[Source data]
..............................

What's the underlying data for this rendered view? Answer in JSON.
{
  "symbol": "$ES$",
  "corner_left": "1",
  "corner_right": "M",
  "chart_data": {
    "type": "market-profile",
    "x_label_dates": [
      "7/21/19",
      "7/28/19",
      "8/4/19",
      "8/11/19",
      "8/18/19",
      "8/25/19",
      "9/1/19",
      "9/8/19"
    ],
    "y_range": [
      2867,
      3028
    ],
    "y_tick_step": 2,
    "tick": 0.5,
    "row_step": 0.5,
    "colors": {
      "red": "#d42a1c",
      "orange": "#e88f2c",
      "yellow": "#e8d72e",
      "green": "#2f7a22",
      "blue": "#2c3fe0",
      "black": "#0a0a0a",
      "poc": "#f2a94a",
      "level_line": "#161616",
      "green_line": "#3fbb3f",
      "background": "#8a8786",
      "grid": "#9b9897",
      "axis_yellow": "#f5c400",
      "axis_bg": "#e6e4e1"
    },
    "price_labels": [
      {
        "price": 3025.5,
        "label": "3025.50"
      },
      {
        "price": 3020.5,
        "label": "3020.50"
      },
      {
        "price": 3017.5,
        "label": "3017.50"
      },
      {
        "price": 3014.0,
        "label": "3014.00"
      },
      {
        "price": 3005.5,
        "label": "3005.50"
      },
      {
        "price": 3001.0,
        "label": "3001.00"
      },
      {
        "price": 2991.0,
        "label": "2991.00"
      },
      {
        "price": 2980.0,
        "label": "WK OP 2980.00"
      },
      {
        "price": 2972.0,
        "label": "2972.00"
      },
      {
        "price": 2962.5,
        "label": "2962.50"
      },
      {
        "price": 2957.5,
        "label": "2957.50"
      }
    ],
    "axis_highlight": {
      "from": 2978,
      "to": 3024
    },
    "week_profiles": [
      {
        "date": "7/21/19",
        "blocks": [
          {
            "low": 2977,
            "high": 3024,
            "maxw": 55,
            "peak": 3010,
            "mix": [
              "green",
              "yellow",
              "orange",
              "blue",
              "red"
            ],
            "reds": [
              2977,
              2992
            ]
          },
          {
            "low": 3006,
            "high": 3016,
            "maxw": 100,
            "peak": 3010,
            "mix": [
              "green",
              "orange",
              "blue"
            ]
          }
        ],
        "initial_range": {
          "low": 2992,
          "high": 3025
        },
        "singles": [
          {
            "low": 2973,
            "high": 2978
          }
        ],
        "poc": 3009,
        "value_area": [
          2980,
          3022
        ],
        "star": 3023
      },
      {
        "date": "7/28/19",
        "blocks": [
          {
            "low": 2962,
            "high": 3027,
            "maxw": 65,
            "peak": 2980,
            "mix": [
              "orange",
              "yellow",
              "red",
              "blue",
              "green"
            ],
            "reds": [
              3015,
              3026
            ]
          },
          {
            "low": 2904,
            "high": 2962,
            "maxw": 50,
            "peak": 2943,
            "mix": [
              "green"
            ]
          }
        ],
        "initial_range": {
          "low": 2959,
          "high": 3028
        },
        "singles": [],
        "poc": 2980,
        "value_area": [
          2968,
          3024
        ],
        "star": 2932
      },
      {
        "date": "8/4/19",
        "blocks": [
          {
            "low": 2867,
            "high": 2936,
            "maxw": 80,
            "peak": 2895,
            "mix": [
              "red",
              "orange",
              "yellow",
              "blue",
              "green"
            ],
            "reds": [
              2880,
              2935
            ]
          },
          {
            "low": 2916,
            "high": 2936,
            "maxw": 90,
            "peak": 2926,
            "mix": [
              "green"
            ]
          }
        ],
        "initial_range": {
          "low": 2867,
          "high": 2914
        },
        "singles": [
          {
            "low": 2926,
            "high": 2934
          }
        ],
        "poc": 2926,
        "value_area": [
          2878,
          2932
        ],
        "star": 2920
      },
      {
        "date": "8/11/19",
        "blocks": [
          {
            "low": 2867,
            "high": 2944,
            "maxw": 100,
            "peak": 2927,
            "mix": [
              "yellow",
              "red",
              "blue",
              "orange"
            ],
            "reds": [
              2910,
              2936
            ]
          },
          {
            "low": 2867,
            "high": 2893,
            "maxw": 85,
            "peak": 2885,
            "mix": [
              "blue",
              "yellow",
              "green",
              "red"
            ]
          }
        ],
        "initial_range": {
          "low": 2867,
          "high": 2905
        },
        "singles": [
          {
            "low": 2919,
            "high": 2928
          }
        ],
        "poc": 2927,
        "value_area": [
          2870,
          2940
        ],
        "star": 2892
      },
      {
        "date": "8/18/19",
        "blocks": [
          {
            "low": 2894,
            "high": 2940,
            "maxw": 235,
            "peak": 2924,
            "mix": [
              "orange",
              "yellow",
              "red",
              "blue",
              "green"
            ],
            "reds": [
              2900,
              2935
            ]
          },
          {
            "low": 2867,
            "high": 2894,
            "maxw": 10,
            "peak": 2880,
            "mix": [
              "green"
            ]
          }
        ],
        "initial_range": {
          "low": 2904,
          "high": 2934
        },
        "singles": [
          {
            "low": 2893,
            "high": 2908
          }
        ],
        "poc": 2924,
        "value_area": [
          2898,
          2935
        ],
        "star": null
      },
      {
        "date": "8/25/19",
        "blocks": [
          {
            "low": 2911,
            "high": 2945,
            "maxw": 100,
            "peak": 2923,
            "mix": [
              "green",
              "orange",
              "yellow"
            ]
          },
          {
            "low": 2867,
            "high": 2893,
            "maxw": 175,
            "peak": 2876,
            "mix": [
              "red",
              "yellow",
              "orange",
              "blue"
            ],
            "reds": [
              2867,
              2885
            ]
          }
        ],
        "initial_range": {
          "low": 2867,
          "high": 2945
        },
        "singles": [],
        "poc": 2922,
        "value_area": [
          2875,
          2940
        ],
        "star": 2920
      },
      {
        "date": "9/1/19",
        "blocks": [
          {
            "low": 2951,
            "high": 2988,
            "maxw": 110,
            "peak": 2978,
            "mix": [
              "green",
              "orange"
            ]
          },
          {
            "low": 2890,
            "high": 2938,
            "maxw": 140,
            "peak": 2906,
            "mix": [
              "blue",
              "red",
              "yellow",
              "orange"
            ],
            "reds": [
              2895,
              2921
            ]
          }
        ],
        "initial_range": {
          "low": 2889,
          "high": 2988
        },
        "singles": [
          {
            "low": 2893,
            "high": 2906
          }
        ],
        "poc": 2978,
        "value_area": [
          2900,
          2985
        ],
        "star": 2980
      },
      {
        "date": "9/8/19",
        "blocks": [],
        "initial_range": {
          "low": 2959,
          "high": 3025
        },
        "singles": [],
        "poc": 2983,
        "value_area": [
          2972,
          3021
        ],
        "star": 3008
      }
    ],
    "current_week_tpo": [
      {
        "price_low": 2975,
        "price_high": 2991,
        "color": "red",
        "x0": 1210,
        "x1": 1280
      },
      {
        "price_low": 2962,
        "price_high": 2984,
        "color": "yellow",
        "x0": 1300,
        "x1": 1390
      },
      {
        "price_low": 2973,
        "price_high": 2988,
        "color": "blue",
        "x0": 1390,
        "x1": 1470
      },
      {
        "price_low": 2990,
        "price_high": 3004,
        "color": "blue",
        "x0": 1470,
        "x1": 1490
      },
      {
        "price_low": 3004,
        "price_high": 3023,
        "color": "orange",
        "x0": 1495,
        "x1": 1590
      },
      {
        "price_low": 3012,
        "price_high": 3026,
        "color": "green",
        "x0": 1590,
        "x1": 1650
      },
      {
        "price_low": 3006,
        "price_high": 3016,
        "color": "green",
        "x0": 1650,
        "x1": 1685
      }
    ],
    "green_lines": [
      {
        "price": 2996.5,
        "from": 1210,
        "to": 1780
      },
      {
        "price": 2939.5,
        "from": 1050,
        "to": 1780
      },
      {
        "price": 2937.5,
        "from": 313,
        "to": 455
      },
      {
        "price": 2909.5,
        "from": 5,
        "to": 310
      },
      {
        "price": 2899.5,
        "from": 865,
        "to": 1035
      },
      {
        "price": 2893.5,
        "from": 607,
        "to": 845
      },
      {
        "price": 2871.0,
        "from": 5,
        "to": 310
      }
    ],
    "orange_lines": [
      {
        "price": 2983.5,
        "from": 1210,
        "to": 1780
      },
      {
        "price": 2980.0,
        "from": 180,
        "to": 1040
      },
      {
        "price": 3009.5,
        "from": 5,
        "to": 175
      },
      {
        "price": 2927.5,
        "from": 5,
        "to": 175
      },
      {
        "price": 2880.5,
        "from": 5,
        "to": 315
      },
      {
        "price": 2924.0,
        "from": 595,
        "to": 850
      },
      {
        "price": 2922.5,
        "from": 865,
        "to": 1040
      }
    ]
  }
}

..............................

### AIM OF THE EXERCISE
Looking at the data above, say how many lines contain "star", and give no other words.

### RESULT FOR THIS EXERCISE
8